(HOW TO COMPLETE THIS TASK)
Give the entries below again, word for word, and leave out the images.

(AVAILABLE DATA)
Start of Block

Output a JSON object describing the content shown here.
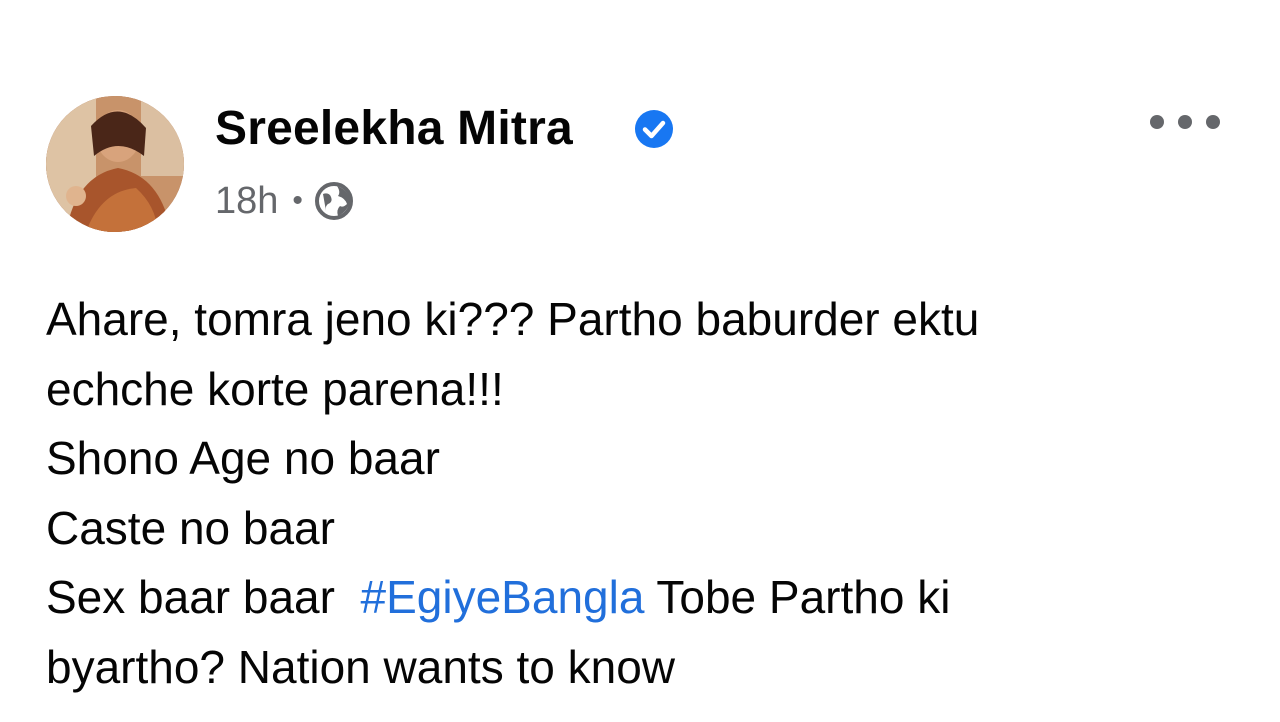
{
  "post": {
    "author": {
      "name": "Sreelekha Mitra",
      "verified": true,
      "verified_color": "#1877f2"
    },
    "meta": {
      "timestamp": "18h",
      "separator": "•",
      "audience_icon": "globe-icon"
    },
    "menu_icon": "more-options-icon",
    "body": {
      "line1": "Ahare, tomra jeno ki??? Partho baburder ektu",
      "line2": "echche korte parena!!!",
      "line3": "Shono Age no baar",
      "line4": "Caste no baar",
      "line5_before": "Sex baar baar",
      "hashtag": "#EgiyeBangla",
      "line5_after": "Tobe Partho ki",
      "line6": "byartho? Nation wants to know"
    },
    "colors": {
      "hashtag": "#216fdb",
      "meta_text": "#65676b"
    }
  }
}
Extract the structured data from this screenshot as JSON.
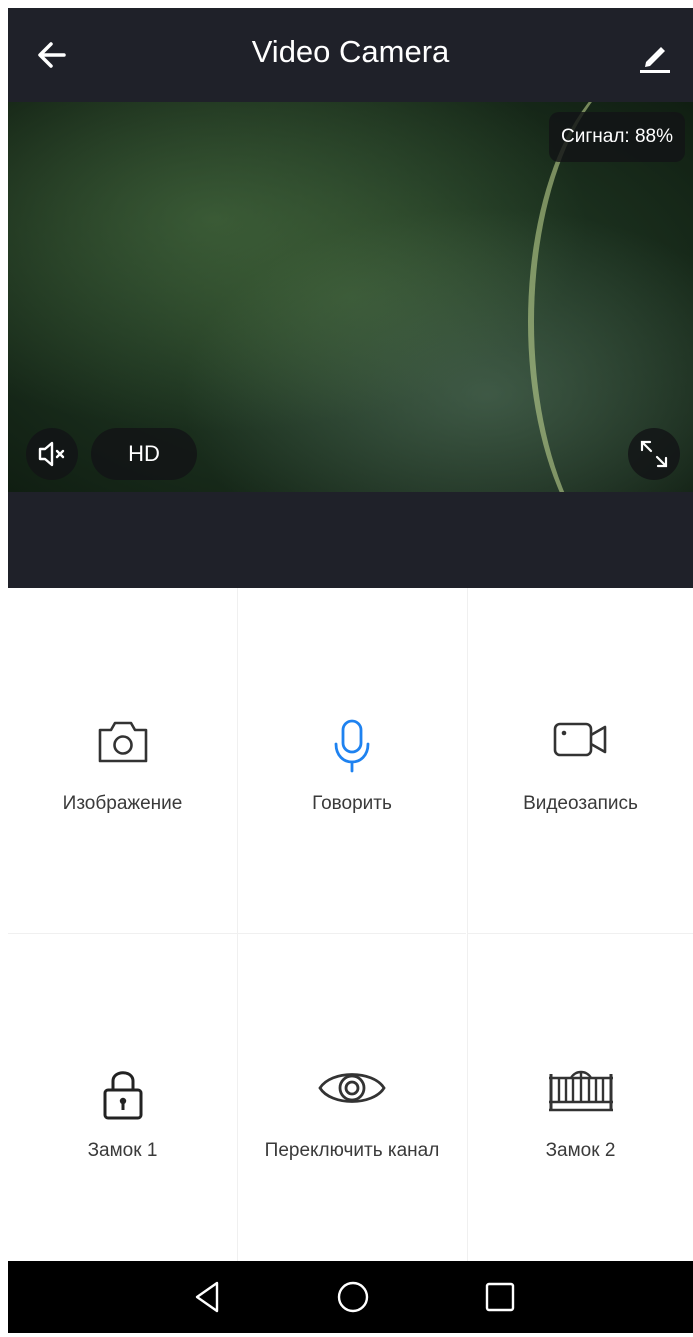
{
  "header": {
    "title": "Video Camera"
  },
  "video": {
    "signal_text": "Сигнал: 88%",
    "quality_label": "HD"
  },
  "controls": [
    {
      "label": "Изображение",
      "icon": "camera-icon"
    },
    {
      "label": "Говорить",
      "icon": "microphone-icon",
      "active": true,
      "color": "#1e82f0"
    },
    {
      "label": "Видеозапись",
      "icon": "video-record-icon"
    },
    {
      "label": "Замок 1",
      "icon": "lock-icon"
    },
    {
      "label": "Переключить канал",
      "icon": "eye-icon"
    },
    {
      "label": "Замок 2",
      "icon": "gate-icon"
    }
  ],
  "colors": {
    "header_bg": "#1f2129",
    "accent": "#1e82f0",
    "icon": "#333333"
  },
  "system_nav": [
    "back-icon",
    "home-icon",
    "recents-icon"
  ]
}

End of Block

(REPLY TO THE EXERCISE)
Output a JSON object describing the content shown here.
{
  "post": {
    "author": {
      "name": "Sreelekha Mitra",
      "verified": true,
      "verified_color": "#1877f2"
    },
    "meta": {
      "timestamp": "18h",
      "separator": "•",
      "audience_icon": "globe-icon"
    },
    "menu_icon": "more-options-icon",
    "body": {
      "line1": "Ahare, tomra jeno ki??? Partho baburder ektu",
      "line2": "echche korte parena!!!",
      "line3": "Shono Age no baar",
      "line4": "Caste no baar",
      "line5_before": "Sex baar baar",
      "hashtag": "#EgiyeBangla",
      "line5_after": "Tobe Partho ki",
      "line6": "byartho? Nation wants to know"
    },
    "colors": {
      "hashtag": "#216fdb",
      "meta_text": "#65676b"
    }
  }
}
Extract the structured data from this screenshot as JSON.
{
  "header": {
    "title": "Video Camera"
  },
  "video": {
    "signal_text": "Сигнал: 88%",
    "quality_label": "HD"
  },
  "controls": [
    {
      "label": "Изображение",
      "icon": "camera-icon"
    },
    {
      "label": "Говорить",
      "icon": "microphone-icon",
      "active": true,
      "color": "#1e82f0"
    },
    {
      "label": "Видеозапись",
      "icon": "video-record-icon"
    },
    {
      "label": "Замок 1",
      "icon": "lock-icon"
    },
    {
      "label": "Переключить канал",
      "icon": "eye-icon"
    },
    {
      "label": "Замок 2",
      "icon": "gate-icon"
    }
  ],
  "colors": {
    "header_bg": "#1f2129",
    "accent": "#1e82f0",
    "icon": "#333333"
  },
  "system_nav": [
    "back-icon",
    "home-icon",
    "recents-icon"
  ]
}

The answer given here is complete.